__PROBLEM TO SOLVE__.
The entries are to be written out word for word, with their images left out.

__RECORD EXCERPTS__.
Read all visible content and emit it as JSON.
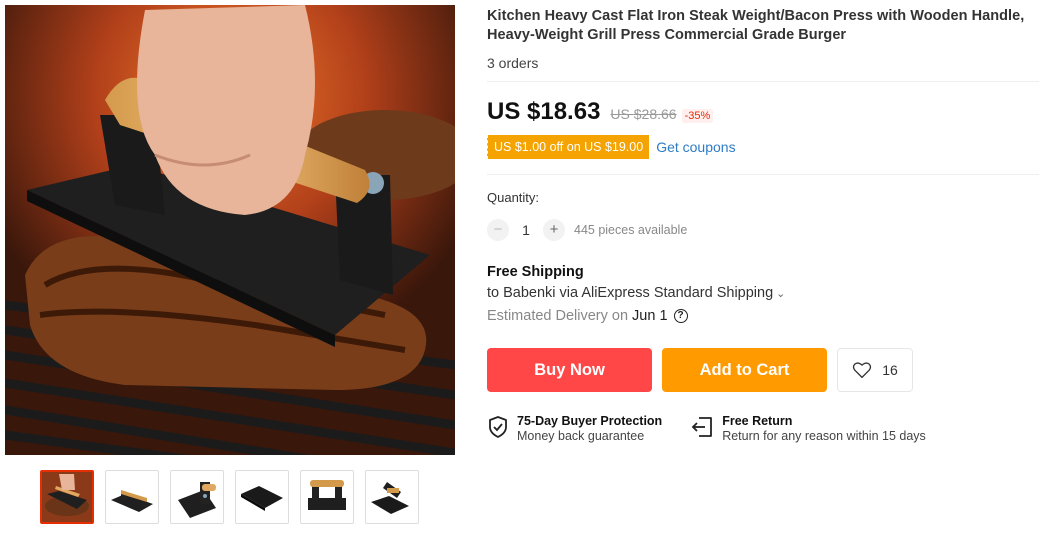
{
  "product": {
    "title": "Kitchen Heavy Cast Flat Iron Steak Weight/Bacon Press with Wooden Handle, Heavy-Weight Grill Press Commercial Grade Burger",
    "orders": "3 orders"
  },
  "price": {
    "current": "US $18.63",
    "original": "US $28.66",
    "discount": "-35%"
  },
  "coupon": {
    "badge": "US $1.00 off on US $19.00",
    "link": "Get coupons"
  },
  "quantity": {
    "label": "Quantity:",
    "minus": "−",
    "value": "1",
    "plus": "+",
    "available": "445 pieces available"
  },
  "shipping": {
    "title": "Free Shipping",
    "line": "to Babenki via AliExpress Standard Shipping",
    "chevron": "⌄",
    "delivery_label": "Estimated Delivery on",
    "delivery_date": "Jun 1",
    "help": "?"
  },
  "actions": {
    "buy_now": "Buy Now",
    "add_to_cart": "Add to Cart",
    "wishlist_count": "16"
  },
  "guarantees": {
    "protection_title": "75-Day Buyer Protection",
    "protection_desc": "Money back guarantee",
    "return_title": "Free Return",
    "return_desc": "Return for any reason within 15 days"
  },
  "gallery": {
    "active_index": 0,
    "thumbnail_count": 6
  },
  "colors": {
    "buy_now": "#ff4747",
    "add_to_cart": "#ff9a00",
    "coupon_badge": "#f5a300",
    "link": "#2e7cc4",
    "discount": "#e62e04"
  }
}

__SOLUTION FOR THIS TASK__.
Read all visible content and emit it as JSON.
{
  "product": {
    "title": "Kitchen Heavy Cast Flat Iron Steak Weight/Bacon Press with Wooden Handle, Heavy-Weight Grill Press Commercial Grade Burger",
    "orders": "3 orders"
  },
  "price": {
    "current": "US $18.63",
    "original": "US $28.66",
    "discount": "-35%"
  },
  "coupon": {
    "badge": "US $1.00 off on US $19.00",
    "link": "Get coupons"
  },
  "quantity": {
    "label": "Quantity:",
    "minus": "−",
    "value": "1",
    "plus": "+",
    "available": "445 pieces available"
  },
  "shipping": {
    "title": "Free Shipping",
    "line": "to Babenki via AliExpress Standard Shipping",
    "chevron": "⌄",
    "delivery_label": "Estimated Delivery on",
    "delivery_date": "Jun 1",
    "help": "?"
  },
  "actions": {
    "buy_now": "Buy Now",
    "add_to_cart": "Add to Cart",
    "wishlist_count": "16"
  },
  "guarantees": {
    "protection_title": "75-Day Buyer Protection",
    "protection_desc": "Money back guarantee",
    "return_title": "Free Return",
    "return_desc": "Return for any reason within 15 days"
  },
  "gallery": {
    "active_index": 0,
    "thumbnail_count": 6
  },
  "colors": {
    "buy_now": "#ff4747",
    "add_to_cart": "#ff9a00",
    "coupon_badge": "#f5a300",
    "link": "#2e7cc4",
    "discount": "#e62e04"
  }
}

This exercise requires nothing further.